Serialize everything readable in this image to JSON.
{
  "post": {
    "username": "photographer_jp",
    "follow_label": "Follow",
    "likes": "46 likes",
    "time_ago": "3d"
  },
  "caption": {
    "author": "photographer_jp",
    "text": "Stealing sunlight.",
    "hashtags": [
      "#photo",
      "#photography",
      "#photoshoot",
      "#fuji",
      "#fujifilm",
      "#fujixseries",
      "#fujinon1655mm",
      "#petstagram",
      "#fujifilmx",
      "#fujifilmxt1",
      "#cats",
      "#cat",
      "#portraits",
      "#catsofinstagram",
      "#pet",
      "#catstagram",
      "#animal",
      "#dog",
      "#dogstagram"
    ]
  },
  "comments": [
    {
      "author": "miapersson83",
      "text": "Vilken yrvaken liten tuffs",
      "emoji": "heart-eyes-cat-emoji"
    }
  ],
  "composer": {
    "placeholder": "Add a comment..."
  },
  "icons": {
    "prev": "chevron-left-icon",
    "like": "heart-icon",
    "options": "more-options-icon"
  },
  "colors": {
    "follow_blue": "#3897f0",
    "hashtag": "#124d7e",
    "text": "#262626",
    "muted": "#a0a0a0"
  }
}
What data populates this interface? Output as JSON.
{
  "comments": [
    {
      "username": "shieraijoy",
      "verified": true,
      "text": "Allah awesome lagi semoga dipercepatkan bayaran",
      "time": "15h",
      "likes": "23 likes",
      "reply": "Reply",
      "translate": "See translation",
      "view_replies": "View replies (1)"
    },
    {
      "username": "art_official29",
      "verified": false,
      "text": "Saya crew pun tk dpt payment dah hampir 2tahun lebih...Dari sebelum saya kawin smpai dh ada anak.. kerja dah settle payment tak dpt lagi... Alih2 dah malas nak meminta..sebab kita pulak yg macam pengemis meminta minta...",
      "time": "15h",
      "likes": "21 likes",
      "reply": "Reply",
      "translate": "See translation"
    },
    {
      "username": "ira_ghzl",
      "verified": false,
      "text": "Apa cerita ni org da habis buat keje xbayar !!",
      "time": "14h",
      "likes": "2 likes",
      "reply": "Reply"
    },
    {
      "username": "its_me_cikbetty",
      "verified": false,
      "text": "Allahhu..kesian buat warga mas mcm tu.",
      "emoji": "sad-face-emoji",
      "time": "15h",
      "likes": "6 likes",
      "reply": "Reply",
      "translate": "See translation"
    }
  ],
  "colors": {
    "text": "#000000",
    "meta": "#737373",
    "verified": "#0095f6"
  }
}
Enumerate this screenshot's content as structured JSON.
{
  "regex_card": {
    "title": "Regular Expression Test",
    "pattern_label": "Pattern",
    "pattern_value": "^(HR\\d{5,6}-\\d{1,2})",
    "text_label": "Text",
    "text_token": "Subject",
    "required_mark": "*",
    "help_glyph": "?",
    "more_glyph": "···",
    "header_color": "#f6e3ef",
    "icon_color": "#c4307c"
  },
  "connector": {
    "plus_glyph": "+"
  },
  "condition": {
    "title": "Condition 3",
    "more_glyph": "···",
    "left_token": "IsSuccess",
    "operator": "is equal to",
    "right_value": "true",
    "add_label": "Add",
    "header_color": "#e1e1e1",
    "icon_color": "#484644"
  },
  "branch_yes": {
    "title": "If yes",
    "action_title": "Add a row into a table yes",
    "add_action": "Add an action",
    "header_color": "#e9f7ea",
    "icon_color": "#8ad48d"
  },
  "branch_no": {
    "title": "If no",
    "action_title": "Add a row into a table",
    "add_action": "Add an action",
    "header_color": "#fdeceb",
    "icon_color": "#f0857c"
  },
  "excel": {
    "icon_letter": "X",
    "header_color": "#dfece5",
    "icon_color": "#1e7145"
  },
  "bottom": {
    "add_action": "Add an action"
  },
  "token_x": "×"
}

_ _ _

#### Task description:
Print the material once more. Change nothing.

#### Result:
Serialize everything readable in this image to JSON.
{
  "post": {
    "username": "photographer_jp",
    "follow_label": "Follow",
    "likes": "46 likes",
    "time_ago": "3d"
  },
  "caption": {
    "author": "photographer_jp",
    "text": "Stealing sunlight.",
    "hashtags": [
      "#photo",
      "#photography",
      "#photoshoot",
      "#fuji",
      "#fujifilm",
      "#fujixseries",
      "#fujinon1655mm",
      "#petstagram",
      "#fujifilmx",
      "#fujifilmxt1",
      "#cats",
      "#cat",
      "#portraits",
      "#catsofinstagram",
      "#pet",
      "#catstagram",
      "#animal",
      "#dog",
      "#dogstagram"
    ]
  },
  "comments": [
    {
      "author": "miapersson83",
      "text": "Vilken yrvaken liten tuffs",
      "emoji": "heart-eyes-cat-emoji"
    }
  ],
  "composer": {
    "placeholder": "Add a comment..."
  },
  "icons": {
    "prev": "chevron-left-icon",
    "like": "heart-icon",
    "options": "more-options-icon"
  },
  "colors": {
    "follow_blue": "#3897f0",
    "hashtag": "#124d7e",
    "text": "#262626",
    "muted": "#a0a0a0"
  }
}
What data populates this interface? Output as JSON.
{
  "comments": [
    {
      "username": "shieraijoy",
      "verified": true,
      "text": "Allah awesome lagi semoga dipercepatkan bayaran",
      "time": "15h",
      "likes": "23 likes",
      "reply": "Reply",
      "translate": "See translation",
      "view_replies": "View replies (1)"
    },
    {
      "username": "art_official29",
      "verified": false,
      "text": "Saya crew pun tk dpt payment dah hampir 2tahun lebih...Dari sebelum saya kawin smpai dh ada anak.. kerja dah settle payment tak dpt lagi... Alih2 dah malas nak meminta..sebab kita pulak yg macam pengemis meminta minta...",
      "time": "15h",
      "likes": "21 likes",
      "reply": "Reply",
      "translate": "See translation"
    },
    {
      "username": "ira_ghzl",
      "verified": false,
      "text": "Apa cerita ni org da habis buat keje xbayar !!",
      "time": "14h",
      "likes": "2 likes",
      "reply": "Reply"
    },
    {
      "username": "its_me_cikbetty",
      "verified": false,
      "text": "Allahhu..kesian buat warga mas mcm tu.",
      "emoji": "sad-face-emoji",
      "time": "15h",
      "likes": "6 likes",
      "reply": "Reply",
      "translate": "See translation"
    }
  ],
  "colors": {
    "text": "#000000",
    "meta": "#737373",
    "verified": "#0095f6"
  }
}
Enumerate this screenshot's content as structured JSON.
{
  "regex_card": {
    "title": "Regular Expression Test",
    "pattern_label": "Pattern",
    "pattern_value": "^(HR\\d{5,6}-\\d{1,2})",
    "text_label": "Text",
    "text_token": "Subject",
    "required_mark": "*",
    "help_glyph": "?",
    "more_glyph": "···",
    "header_color": "#f6e3ef",
    "icon_color": "#c4307c"
  },
  "connector": {
    "plus_glyph": "+"
  },
  "condition": {
    "title": "Condition 3",
    "more_glyph": "···",
    "left_token": "IsSuccess",
    "operator": "is equal to",
    "right_value": "true",
    "add_label": "Add",
    "header_color": "#e1e1e1",
    "icon_color": "#484644"
  },
  "branch_yes": {
    "title": "If yes",
    "action_title": "Add a row into a table yes",
    "add_action": "Add an action",
    "header_color": "#e9f7ea",
    "icon_color": "#8ad48d"
  },
  "branch_no": {
    "title": "If no",
    "action_title": "Add a row into a table",
    "add_action": "Add an action",
    "header_color": "#fdeceb",
    "icon_color": "#f0857c"
  },
  "excel": {
    "icon_letter": "X",
    "header_color": "#dfece5",
    "icon_color": "#1e7145"
  },
  "bottom": {
    "add_action": "Add an action"
  },
  "token_x": "×"
}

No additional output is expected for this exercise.